Language of Shapes seem to be on quite the creative wave as of late. Barely six months ago the band released their excellent sophomore album Mother Mountain. On that, the band pushed their organic and psychedelic sounds into new sonic territories. The songs breathed more. They were more expansive and lingered somewhere between here and outer space. Not to sit on their creative laurels, LoS have given us the exquisite ThunderKryst EP. Four songs, two of which are re-imaginings of songs off their 2012 debut album, one off Mother Mountain, and one new track. Further proof that if given the chance, Language of Shapes will indeed rule the universe, people.
There is one distinct difference between the Language of Shapes of 2014 and the Language of Shapes of today, and that is Patrick Mackay. Patrick Mackay has been welcomed into the LoS fold as guitarist extraordinaire and his contribution is immediately heard on opening track “Push Hard and Swallow”. This new track, if an indication as to future musical directions, is quite promising indeed. Not losing any of the band’s immediacy, the track has a vitality and urgency to it that carries you along. With Mackay adding more nuance than melody, he helps to build up the vocals of singer/multi-instrumentalist Tristram Burden and singer/mandolin player J.E. Seuk. As usual, the rhythm section of Courtland Miles and Bobby Goldberg add both depth and a solid backbone that steadies the songs delicate and immediate nature.

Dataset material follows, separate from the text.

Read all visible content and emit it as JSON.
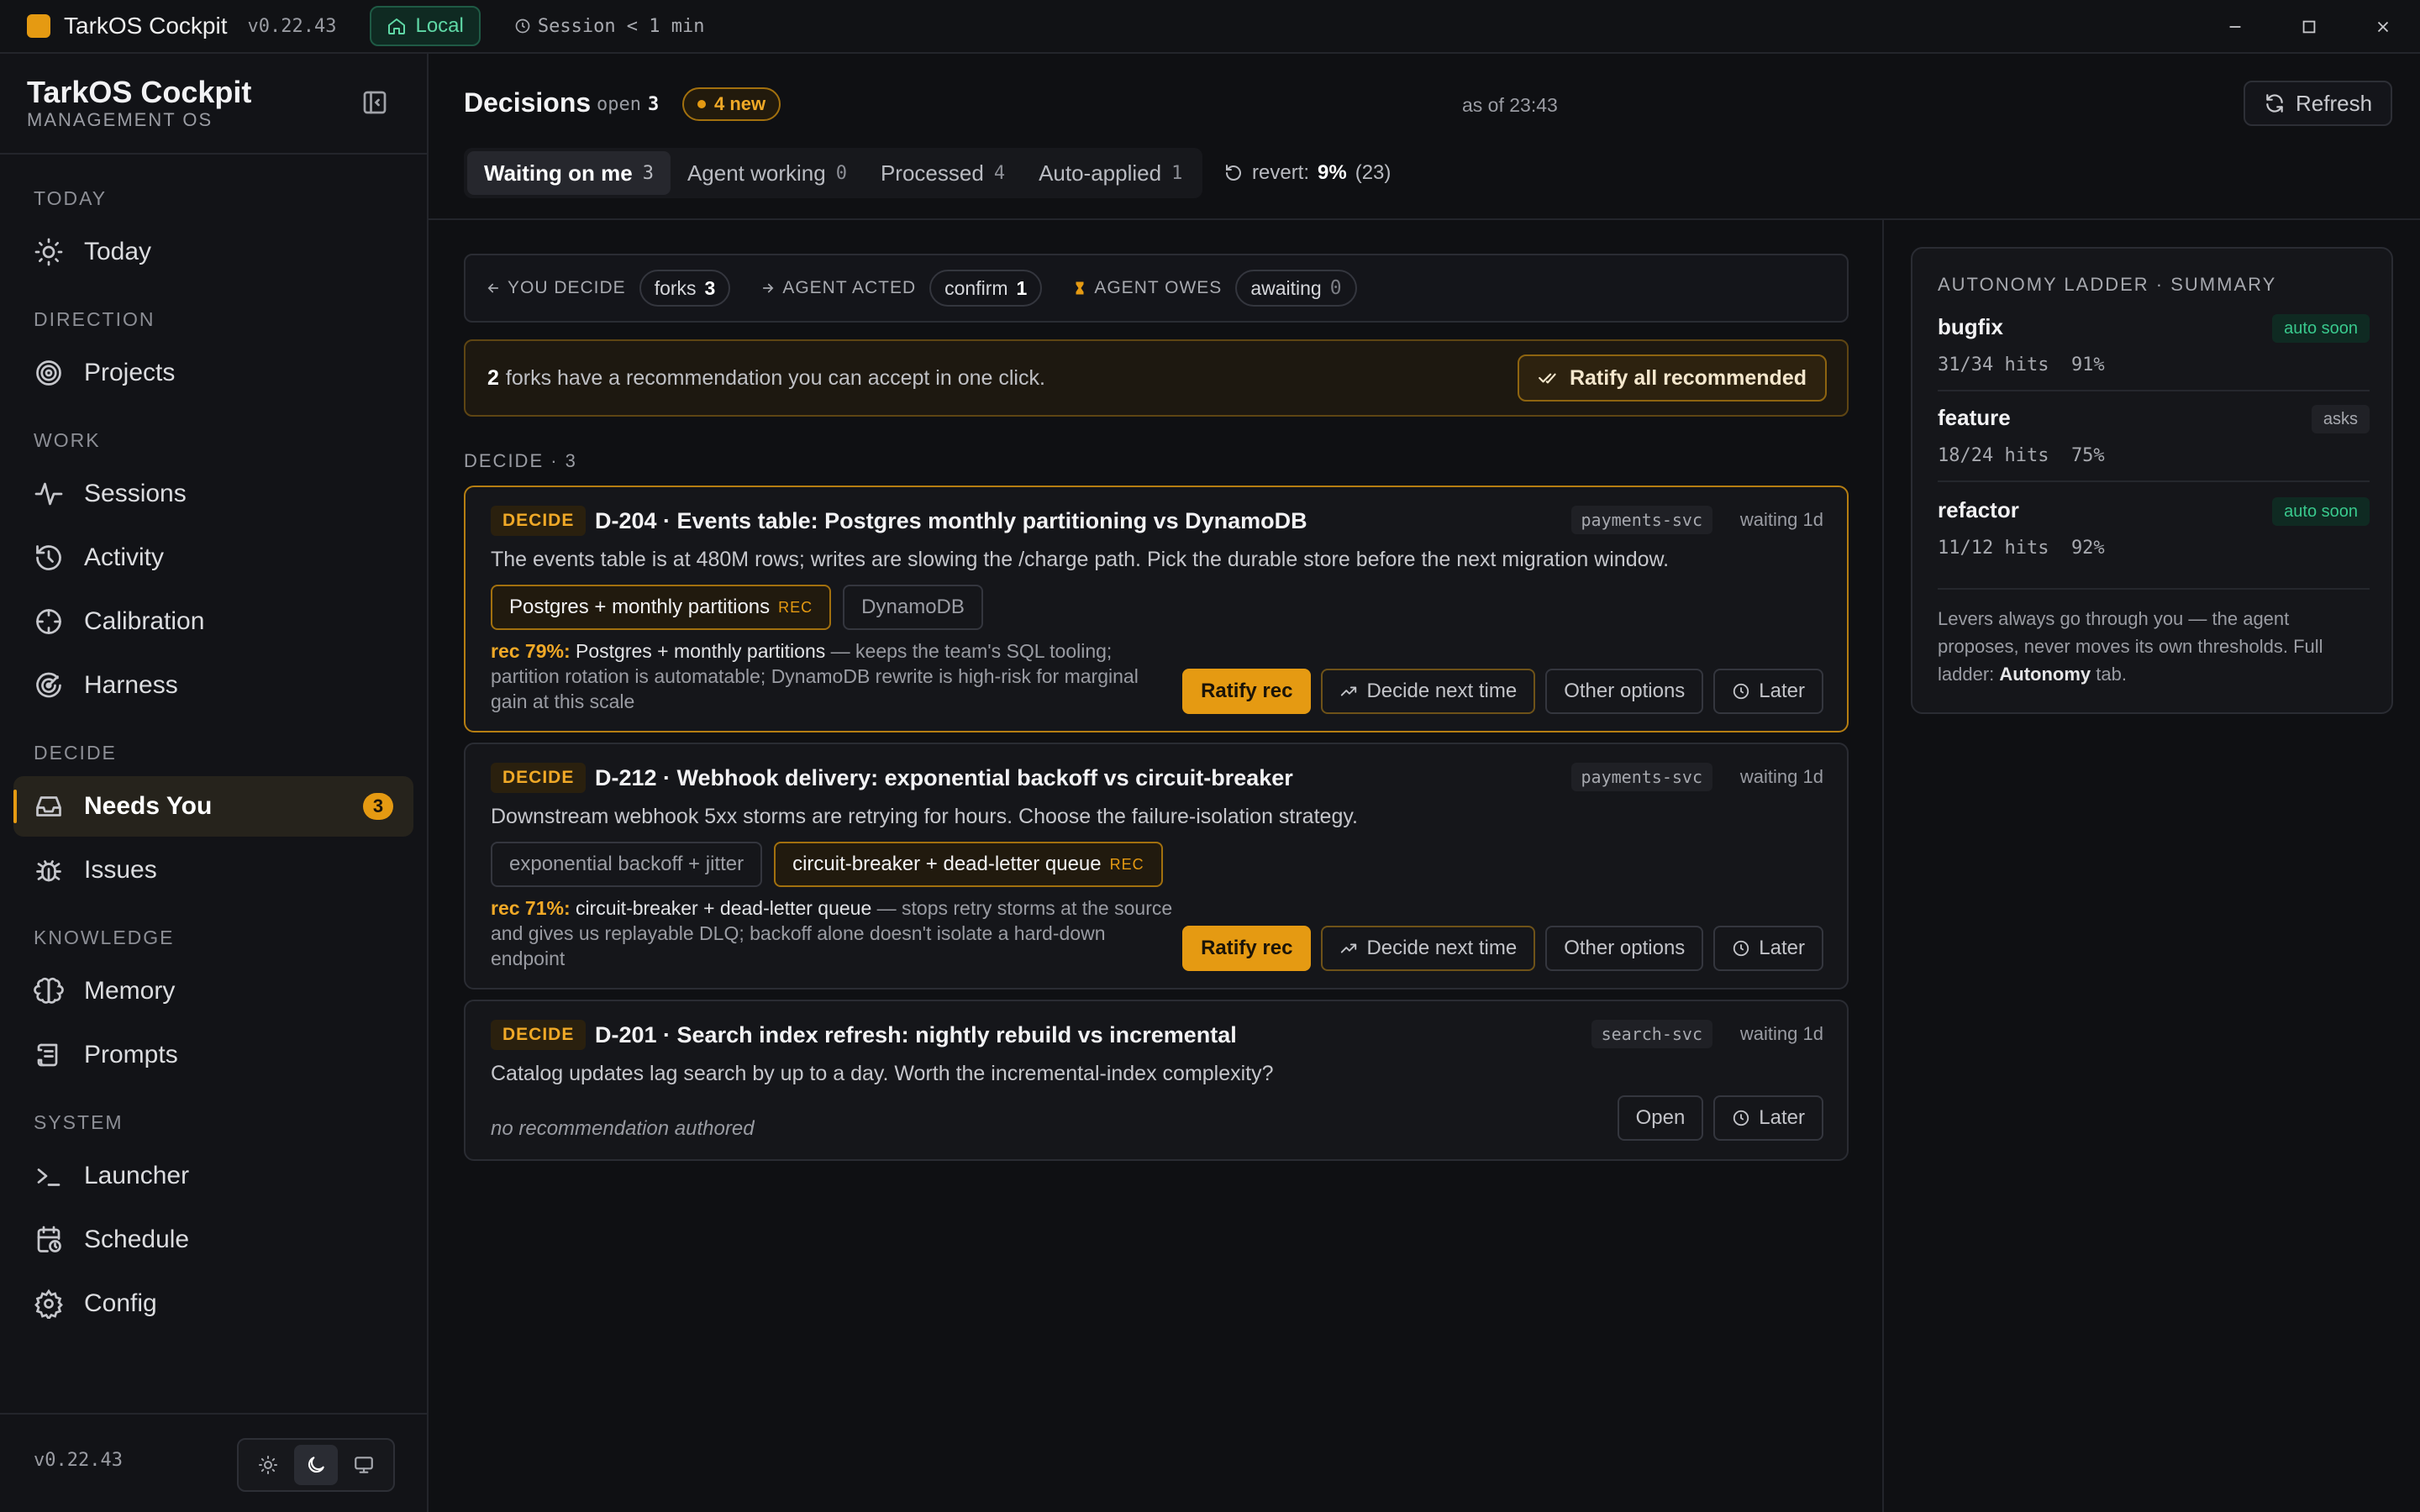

“Jaws of a Friend” and “Now We See The Dead”, off of Language of Shapes excellent 2012 debut have been given the LoS 2015 treatment. They both now possess a vastness and a big-eyed, existential melancholy to them thanks to three years of figuring how to properly set up room mics and the masterful use of reverb. The new versions of these LoS classics absolutely shine.
The band has not only developed their songwriting and musician skills, but they have become quite adept at making themselves sound damn good in the recorded realm as well. The fact that they record everything at home gives them the freedom to experiment and let things grow organically. Organic is an overused word at times, but in the case of Language of Shapes I feel it’s a perfect descriptor for these lovely souls. ThunderKryst EP is a perfect example of their organic and natural growth as artists. If it’s any indication as to what we have to look forward to in the future, then the future doesn’t look quite so bleak.
8.5 out of 10